Data extract

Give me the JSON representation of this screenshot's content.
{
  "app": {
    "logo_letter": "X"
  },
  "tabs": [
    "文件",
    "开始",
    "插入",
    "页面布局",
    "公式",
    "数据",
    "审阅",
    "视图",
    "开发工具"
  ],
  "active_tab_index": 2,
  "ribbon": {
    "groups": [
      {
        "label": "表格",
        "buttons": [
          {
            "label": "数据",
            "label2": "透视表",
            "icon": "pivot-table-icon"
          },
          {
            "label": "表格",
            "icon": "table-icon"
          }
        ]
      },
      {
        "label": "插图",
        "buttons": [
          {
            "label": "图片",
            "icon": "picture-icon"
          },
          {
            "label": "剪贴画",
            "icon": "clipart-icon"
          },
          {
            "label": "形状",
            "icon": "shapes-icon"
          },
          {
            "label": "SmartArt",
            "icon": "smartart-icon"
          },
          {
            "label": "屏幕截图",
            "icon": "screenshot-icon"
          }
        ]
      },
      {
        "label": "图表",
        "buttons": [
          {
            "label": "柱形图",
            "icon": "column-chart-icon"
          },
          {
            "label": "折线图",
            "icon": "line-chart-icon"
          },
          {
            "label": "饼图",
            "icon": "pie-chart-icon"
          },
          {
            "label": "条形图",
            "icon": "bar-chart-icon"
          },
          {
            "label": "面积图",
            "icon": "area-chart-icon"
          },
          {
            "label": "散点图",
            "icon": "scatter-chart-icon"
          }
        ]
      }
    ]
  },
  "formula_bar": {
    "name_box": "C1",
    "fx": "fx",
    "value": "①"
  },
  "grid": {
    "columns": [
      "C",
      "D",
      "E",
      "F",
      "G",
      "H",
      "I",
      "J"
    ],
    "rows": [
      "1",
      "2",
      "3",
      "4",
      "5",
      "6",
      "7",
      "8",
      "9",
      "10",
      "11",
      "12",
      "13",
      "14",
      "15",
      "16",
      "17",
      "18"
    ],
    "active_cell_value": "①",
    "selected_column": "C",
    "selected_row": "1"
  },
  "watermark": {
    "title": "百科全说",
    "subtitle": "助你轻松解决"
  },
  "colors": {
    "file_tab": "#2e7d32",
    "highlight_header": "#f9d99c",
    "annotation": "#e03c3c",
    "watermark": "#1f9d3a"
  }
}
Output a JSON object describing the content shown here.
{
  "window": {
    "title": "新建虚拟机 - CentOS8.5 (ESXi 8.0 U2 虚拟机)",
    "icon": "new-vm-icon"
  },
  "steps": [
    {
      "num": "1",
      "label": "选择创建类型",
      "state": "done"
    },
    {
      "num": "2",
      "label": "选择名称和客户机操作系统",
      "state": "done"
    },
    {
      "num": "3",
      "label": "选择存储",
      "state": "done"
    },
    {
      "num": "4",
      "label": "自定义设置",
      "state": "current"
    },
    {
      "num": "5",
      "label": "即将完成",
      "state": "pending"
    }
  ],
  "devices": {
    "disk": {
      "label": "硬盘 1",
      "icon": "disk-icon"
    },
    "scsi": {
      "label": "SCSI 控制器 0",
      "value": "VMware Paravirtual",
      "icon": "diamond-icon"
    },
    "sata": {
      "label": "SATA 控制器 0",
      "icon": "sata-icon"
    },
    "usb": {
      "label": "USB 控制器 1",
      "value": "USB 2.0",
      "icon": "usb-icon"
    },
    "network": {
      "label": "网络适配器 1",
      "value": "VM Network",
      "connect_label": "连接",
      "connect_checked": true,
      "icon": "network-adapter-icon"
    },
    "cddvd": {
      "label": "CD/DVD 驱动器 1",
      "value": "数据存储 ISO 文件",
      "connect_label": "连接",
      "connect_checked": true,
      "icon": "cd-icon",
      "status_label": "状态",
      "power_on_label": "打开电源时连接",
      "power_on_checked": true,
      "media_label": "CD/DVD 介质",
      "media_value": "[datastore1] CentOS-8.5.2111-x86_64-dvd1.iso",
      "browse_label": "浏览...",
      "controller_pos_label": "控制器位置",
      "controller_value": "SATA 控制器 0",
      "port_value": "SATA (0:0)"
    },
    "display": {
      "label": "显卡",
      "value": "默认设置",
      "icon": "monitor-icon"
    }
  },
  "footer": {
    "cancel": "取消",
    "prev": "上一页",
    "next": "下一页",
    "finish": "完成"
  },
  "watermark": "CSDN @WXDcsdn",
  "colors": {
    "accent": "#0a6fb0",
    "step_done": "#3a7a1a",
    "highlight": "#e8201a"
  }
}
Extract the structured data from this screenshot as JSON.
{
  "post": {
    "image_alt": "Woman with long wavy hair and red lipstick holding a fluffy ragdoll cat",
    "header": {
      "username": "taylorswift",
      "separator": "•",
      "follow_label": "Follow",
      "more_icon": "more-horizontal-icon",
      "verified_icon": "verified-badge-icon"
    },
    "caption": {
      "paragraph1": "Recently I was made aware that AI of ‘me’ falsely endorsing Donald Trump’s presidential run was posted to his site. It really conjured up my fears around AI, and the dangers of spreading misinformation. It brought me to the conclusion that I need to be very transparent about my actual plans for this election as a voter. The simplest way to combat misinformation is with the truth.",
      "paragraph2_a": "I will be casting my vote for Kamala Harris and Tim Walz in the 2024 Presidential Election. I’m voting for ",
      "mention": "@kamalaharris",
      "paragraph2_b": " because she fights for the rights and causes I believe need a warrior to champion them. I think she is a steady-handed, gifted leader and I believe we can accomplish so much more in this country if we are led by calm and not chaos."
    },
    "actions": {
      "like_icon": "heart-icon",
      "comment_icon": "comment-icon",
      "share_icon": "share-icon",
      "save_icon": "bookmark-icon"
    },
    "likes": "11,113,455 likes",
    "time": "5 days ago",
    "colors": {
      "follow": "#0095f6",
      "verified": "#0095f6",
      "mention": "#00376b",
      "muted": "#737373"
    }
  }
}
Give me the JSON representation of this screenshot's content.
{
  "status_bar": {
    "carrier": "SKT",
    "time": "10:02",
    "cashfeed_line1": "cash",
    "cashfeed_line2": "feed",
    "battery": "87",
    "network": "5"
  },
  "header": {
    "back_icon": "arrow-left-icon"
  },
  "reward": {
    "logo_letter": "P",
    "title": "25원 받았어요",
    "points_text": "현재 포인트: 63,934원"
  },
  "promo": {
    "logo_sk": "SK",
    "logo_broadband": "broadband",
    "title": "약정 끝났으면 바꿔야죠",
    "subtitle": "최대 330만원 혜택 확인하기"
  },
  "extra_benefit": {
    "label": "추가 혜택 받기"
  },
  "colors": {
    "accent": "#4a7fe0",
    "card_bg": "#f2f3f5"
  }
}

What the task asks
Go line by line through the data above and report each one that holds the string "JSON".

Your response
Give me the JSON representation of this screenshot's content.
Output a JSON object describing the content shown here.
Extract the structured data from this screenshot as JSON.
Give me the JSON representation of this screenshot's content.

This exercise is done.